### Records provided
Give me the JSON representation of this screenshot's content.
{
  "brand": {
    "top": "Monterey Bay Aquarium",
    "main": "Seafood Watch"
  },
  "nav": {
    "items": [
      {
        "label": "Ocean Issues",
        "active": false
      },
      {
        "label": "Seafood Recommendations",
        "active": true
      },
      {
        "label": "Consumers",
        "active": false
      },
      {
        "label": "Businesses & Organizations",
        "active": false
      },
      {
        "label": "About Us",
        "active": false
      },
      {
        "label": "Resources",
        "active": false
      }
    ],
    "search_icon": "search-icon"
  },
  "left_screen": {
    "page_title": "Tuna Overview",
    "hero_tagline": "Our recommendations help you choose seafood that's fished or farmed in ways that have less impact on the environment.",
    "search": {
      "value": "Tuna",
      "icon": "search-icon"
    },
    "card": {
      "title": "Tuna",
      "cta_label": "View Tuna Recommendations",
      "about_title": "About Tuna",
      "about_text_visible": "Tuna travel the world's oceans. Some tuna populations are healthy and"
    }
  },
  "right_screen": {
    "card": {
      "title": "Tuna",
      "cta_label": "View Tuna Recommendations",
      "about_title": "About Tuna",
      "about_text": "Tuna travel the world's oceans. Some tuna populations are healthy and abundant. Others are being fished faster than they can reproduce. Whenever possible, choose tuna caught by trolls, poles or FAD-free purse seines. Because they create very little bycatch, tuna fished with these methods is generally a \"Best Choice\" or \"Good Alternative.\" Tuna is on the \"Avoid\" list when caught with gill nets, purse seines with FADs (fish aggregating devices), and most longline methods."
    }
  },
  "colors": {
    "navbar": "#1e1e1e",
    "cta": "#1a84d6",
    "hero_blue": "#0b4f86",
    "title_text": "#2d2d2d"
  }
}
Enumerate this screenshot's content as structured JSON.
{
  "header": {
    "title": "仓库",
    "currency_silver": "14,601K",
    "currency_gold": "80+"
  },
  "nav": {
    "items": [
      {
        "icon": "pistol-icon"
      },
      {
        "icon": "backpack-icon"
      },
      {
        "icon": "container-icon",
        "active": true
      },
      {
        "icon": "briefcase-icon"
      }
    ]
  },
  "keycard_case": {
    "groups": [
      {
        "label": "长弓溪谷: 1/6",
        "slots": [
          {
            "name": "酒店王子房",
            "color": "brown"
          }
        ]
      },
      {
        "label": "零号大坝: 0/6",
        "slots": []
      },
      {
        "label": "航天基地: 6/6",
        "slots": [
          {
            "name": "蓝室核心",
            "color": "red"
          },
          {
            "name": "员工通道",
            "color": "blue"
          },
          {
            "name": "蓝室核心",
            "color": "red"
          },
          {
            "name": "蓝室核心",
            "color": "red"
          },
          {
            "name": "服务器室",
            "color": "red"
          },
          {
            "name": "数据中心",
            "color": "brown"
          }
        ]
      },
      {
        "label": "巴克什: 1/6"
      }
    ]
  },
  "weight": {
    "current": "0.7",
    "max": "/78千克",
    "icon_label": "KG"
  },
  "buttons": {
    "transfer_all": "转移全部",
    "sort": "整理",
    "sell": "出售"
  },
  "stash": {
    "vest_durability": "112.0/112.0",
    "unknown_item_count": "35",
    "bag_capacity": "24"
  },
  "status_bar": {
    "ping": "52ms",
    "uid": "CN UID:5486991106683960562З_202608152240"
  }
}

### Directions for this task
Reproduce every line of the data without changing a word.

### Output of the exercise
Give me the JSON representation of this screenshot's content.
{
  "brand": {
    "top": "Monterey Bay Aquarium",
    "main": "Seafood Watch"
  },
  "nav": {
    "items": [
      {
        "label": "Ocean Issues",
        "active": false
      },
      {
        "label": "Seafood Recommendations",
        "active": true
      },
      {
        "label": "Consumers",
        "active": false
      },
      {
        "label": "Businesses & Organizations",
        "active": false
      },
      {
        "label": "About Us",
        "active": false
      },
      {
        "label": "Resources",
        "active": false
      }
    ],
    "search_icon": "search-icon"
  },
  "left_screen": {
    "page_title": "Tuna Overview",
    "hero_tagline": "Our recommendations help you choose seafood that's fished or farmed in ways that have less impact on the environment.",
    "search": {
      "value": "Tuna",
      "icon": "search-icon"
    },
    "card": {
      "title": "Tuna",
      "cta_label": "View Tuna Recommendations",
      "about_title": "About Tuna",
      "about_text_visible": "Tuna travel the world's oceans. Some tuna populations are healthy and"
    }
  },
  "right_screen": {
    "card": {
      "title": "Tuna",
      "cta_label": "View Tuna Recommendations",
      "about_title": "About Tuna",
      "about_text": "Tuna travel the world's oceans. Some tuna populations are healthy and abundant. Others are being fished faster than they can reproduce. Whenever possible, choose tuna caught by trolls, poles or FAD-free purse seines. Because they create very little bycatch, tuna fished with these methods is generally a \"Best Choice\" or \"Good Alternative.\" Tuna is on the \"Avoid\" list when caught with gill nets, purse seines with FADs (fish aggregating devices), and most longline methods."
    }
  },
  "colors": {
    "navbar": "#1e1e1e",
    "cta": "#1a84d6",
    "hero_blue": "#0b4f86",
    "title_text": "#2d2d2d"
  }
}
Enumerate this screenshot's content as structured JSON.
{
  "header": {
    "title": "仓库",
    "currency_silver": "14,601K",
    "currency_gold": "80+"
  },
  "nav": {
    "items": [
      {
        "icon": "pistol-icon"
      },
      {
        "icon": "backpack-icon"
      },
      {
        "icon": "container-icon",
        "active": true
      },
      {
        "icon": "briefcase-icon"
      }
    ]
  },
  "keycard_case": {
    "groups": [
      {
        "label": "长弓溪谷: 1/6",
        "slots": [
          {
            "name": "酒店王子房",
            "color": "brown"
          }
        ]
      },
      {
        "label": "零号大坝: 0/6",
        "slots": []
      },
      {
        "label": "航天基地: 6/6",
        "slots": [
          {
            "name": "蓝室核心",
            "color": "red"
          },
          {
            "name": "员工通道",
            "color": "blue"
          },
          {
            "name": "蓝室核心",
            "color": "red"
          },
          {
            "name": "蓝室核心",
            "color": "red"
          },
          {
            "name": "服务器室",
            "color": "red"
          },
          {
            "name": "数据中心",
            "color": "brown"
          }
        ]
      },
      {
        "label": "巴克什: 1/6"
      }
    ]
  },
  "weight": {
    "current": "0.7",
    "max": "/78千克",
    "icon_label": "KG"
  },
  "buttons": {
    "transfer_all": "转移全部",
    "sort": "整理",
    "sell": "出售"
  },
  "stash": {
    "vest_durability": "112.0/112.0",
    "unknown_item_count": "35",
    "bag_capacity": "24"
  },
  "status_bar": {
    "ping": "52ms",
    "uid": "CN UID:5486991106683960562З_202608152240"
  }
}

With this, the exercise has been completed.